High Noon of Malayalam Films: It can be argued that Malayalam has the finest tradition in serious cinema in India; this retrospective from the 70s and 80s features some of the films that made it so -- as a parallel exhibit at the Kanakkunnu Palace boasted, there has been a slew of national awards: Uttarayanam -- G Aravindan's debut film, a cl-assic about corruption and alienation and, perhaps, redemption; Kabini Nadi Chuvannappol, Swapnadam, Ekakini, Athithi, Yaro Oral, Amma Ariyan

 

Tribute: Sotigui Kouyate: Films with the late Burkina-Faso-origin griot or oral story-teller/bard and actor, including Peter Brooks' Mahabharata (he played Bhishma), Toula or the Water Spirit (Niger), Genesis (Mali), Little Senegal (Algeria)

 

Homage to recently deceased Malayalam film workers, including the world-class cinematographer Mankada Ravi Varma (Uttarayanam, Swayamvaram). Like Sven Nyqvist did for Ingmar Bergman, Ravi Varma did all of Adoor Gopalakrishnan's perfectly crafted, beautifully shot films, and also Aravindan's debut film music director and singer M G Radhakrishnan (Manichitrathazhu) actress Adoor Pankajam (Chemmeen),

 

Epic Film: Char Adhyay (Hindi) by Kumar Shahani

The festival was nothing if not comprehensive: there were films from 78 countries (but who's counting?). Although the largest number -- not surprisingly -- are from France, Germany, India, the US, Spain and Mexico, there are surprising inclusions: Cameroon, Mali, Tajikistan, UAE. The organisers have taken pains to showcase films from across the developing world.

What is most amazing about the festival is the most important thing -- the choice of films available. The organisers, in particular artistic director Bina Paul, have a well-deserved reputation for being able to find and attract a slew of outstanding films, as well as film personalities. The fact that the festival is affiliated with the prestigious FIPRESCI (the international federation of film critics), which also offers prizes for Best Film and for Best Malayalam Film, is also a milestone.

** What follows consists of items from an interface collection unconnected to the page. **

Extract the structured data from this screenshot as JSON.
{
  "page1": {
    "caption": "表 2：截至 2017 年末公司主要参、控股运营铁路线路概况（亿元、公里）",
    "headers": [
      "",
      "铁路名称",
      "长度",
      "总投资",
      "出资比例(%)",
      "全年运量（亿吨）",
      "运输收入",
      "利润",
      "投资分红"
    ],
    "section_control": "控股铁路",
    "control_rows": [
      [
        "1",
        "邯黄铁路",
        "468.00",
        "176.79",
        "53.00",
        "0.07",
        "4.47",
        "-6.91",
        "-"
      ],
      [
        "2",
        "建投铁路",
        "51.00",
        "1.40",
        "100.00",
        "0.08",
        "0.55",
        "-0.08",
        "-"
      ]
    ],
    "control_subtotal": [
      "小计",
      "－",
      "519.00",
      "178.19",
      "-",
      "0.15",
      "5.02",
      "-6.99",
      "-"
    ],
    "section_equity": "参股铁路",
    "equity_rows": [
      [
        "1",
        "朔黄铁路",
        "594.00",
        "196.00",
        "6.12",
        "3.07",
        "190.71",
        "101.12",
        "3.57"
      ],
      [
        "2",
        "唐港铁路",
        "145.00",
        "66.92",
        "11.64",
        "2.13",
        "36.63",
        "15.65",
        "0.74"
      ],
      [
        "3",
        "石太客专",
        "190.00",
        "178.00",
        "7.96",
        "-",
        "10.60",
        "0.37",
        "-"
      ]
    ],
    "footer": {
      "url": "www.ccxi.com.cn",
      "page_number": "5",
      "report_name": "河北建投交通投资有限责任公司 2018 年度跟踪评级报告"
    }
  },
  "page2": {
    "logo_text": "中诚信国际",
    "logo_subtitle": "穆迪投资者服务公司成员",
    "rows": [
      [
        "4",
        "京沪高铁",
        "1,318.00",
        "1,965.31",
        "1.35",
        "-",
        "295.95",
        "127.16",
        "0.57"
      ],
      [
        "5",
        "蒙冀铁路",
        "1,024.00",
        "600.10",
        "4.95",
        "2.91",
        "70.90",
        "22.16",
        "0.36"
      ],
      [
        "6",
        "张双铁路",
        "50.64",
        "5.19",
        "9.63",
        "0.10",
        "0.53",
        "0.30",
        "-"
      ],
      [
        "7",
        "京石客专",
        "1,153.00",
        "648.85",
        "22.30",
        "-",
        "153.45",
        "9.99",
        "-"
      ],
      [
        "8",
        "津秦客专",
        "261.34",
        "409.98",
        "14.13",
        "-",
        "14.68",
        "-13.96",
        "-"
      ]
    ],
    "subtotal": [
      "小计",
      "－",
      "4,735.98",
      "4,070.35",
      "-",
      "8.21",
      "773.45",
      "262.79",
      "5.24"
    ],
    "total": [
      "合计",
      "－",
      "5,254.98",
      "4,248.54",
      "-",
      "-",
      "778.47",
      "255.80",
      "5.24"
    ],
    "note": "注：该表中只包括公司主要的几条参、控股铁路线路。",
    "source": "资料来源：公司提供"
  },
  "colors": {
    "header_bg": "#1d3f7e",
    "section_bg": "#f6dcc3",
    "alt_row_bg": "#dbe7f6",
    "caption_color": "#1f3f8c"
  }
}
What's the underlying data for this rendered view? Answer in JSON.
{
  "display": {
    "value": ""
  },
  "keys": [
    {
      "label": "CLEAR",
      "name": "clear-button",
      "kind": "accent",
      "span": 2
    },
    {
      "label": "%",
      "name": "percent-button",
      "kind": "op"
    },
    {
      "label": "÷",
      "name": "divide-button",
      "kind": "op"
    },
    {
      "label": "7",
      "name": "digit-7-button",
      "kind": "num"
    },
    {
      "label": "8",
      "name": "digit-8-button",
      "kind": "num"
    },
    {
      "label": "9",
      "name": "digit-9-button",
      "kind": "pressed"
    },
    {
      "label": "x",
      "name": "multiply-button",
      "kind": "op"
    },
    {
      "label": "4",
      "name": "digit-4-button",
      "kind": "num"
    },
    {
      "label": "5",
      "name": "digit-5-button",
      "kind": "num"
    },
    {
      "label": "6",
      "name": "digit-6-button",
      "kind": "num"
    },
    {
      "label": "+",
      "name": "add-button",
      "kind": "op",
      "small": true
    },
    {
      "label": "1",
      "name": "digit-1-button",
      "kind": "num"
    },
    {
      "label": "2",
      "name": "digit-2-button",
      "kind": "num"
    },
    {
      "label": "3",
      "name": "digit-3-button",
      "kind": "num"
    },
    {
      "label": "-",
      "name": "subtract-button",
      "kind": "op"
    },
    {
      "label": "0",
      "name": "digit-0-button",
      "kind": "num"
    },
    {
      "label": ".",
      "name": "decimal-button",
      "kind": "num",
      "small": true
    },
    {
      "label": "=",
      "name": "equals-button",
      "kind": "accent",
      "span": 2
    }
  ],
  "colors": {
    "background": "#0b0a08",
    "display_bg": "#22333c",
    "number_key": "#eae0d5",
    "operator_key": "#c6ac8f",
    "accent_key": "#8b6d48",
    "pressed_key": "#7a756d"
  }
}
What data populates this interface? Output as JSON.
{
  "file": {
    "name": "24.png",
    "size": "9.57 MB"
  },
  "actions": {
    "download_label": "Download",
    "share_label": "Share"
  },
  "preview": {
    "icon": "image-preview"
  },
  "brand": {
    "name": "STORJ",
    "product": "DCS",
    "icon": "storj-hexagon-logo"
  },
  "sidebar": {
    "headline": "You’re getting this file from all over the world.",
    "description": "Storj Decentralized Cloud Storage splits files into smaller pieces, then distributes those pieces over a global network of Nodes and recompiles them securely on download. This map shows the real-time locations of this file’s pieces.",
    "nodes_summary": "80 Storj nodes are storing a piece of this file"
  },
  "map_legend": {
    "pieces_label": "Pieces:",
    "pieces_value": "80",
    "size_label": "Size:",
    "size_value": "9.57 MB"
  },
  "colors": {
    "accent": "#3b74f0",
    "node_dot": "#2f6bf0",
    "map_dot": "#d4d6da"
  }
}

There are always impressive personalities who participate: this year there was Werner Herzog, a giant of the German New Wave, and make of such acknowledged classics as Fitzcarraldo, Aguirre --The Wrath of God, and others starring Klaus Kinski.

There was also, fittingly, a retrospective of Herzog films at the festival, along with those of his contemporary, Rainer Werner Fassbinder, the "enfant terrible" with works such as Berlin Alexanderplatz, The Marriage of Maria Braun, and Chinese Roulette.

Other notable attendees included Thailand's Apichatpong Weerasethakul, whose Uncle Boonmee Recalls His Past Lives was the Best Film at Cannes 2010; and Mexico's Maria Navaro and France's Olivier Assayas. There were Contemporary Masters in Focus series of each of their films.

Indeed, it is remarkable that the top Cannes 2010 films were all at IFFK. In addition to Uncle Boonmee there was Certified Copy that won Juliette Binoche Best Actress Cannes 2010, and Biutiful that won Javier Bardem Best Actor Cannes 2010.

In addition there was also White Ribbon, Cannes 2009 Best Film. More on all these later. Given that Cannes awards are generally considered the world's premier awards for art films, it was a coup to get these for a low-budget festival like IFFK.

Rajeev Srinivasan in Trivandrum